I stepped inside the campus store and headed straight to the standard-issue fridges in the back.
Something “new” catches my attention from the corner of my eye, drawing me in from the other side of the glass doors. It’s a Sprite, but it’s clearly special and has hints of red on the label. Oddly transfixed, I opt for the sugary drink instead of my usual tea brand.
I didn’t even remember that it was an old favorite.
Source: New York Post
After all, I was only about 8 years old when Sprite Remix was first released; but as soon as I tried it, I had the distinct memory of being obsessed with it as a kid, right around the time when staying up “late” meant watching All That at 8:30 and my older sister and I were mourning NSYNC’s hiatus.
I ended up buying it every day during finals week. The nostalgia got me.
The power of the past
Products, formats and color combinations that agencies and companies alike haven’t dared to touch in decades are suddenly back in style. It seems like everyone recognizes the potential in harnessing the power of the past.
Nostalgia is triggered by lots of different types of sensory input, but as HubSpot once said, the most common causes are negative emotions, like loneliness, sadness, or sometimes even exam-related stress. Though these triggers tend to be negative, experiencing nostalgia is known to have psychological benefits like increased self-esteem and an enhanced mood. Nostalgia can literally take negative feelings and turn them positive. That’s why nostalgia is such a powerful marketing tool. If you make people feel nostalgic, your brand experience makes them feel good by association.
Say hello to your loyal following.
Why nostalgia marketing is so effective
Nostalgia, in some shape or form, is always in; and despite what the sheer number of 90’s listicles have told you, nostalgia marketing isn’t just for millennials. Collective trust in established brands and institutions is at an all-time low. People are becoming incredibly talented at tuning out buttoned-up marketing messages as they search for authenticity, and brands are beginning to scale back in an effort to regain some of that trust.
That can take the form of anything from debranding to incorporating a retro throwback through product or design. People are enamored by the awkward formats and retro color palettes of their youth. Even infomercials are having their time in the spotlight again. The appeal is simple.
Nostalgia marketing feels authentic

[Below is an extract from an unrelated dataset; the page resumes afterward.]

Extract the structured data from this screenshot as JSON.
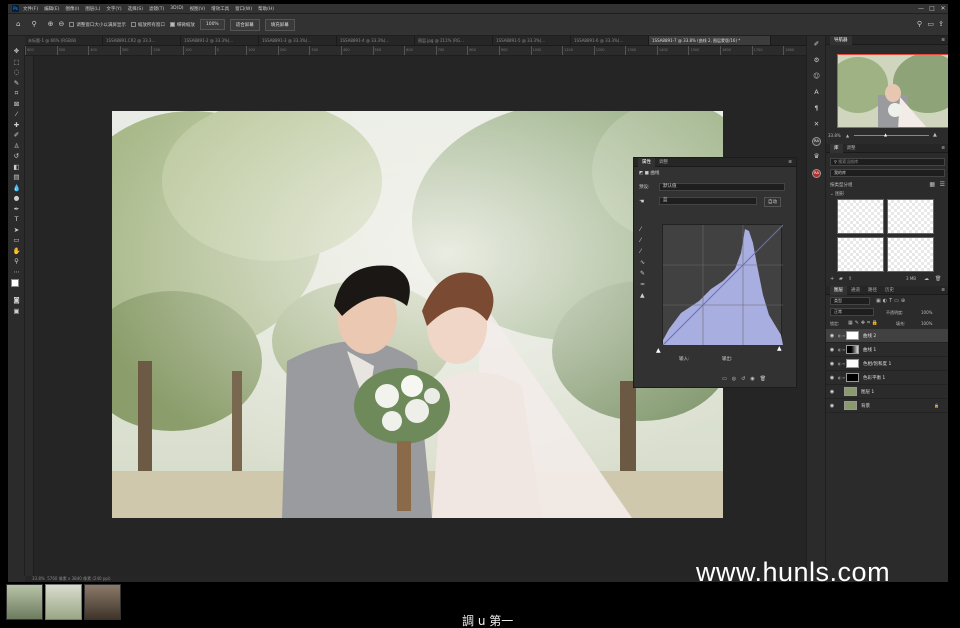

They’re purposefully imperfect and somewhat quirky. They make a loud statement in a world full of polished and modern messages by simply existing. Any brand that can incorporate a retro throwback is sending the signal that they don’t take themselves quite so seriously.
They feel safe to approach, and most importantly, are sending a clear message that they want to connect with you.
Need to revamp your marketing materials? We’re here to help.